Problem statement
For the records below, give the count of lines holding the word "Google" and nothing more.

** Exercise materials follows **

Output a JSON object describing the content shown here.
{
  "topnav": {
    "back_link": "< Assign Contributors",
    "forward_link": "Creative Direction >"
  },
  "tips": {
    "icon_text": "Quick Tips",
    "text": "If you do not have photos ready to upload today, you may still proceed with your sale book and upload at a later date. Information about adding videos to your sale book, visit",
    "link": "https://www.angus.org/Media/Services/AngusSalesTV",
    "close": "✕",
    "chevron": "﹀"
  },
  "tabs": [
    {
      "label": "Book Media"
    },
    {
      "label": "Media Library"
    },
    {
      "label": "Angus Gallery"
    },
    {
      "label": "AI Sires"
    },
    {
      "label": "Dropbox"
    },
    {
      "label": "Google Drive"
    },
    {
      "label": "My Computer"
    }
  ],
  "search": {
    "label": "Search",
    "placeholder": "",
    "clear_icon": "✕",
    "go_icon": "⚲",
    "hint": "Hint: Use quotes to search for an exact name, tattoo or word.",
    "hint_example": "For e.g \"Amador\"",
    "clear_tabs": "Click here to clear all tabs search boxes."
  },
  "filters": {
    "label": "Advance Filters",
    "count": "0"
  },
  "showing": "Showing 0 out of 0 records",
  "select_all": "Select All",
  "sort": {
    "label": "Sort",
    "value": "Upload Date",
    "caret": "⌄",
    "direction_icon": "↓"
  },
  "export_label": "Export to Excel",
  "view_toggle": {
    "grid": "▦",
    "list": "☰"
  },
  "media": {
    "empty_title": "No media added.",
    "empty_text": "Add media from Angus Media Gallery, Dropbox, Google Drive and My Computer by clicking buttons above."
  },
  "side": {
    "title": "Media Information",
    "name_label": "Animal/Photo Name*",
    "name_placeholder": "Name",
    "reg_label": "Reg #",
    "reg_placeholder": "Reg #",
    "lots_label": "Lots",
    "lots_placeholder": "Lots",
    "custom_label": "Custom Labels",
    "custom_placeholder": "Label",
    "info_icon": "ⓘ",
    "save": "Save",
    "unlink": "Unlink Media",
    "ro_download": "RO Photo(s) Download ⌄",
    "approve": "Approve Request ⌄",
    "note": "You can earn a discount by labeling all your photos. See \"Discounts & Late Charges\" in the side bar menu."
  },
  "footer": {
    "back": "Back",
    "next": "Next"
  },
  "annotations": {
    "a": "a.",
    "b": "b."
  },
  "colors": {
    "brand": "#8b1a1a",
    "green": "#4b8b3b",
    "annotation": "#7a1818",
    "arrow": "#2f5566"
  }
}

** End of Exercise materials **

Result of the task
2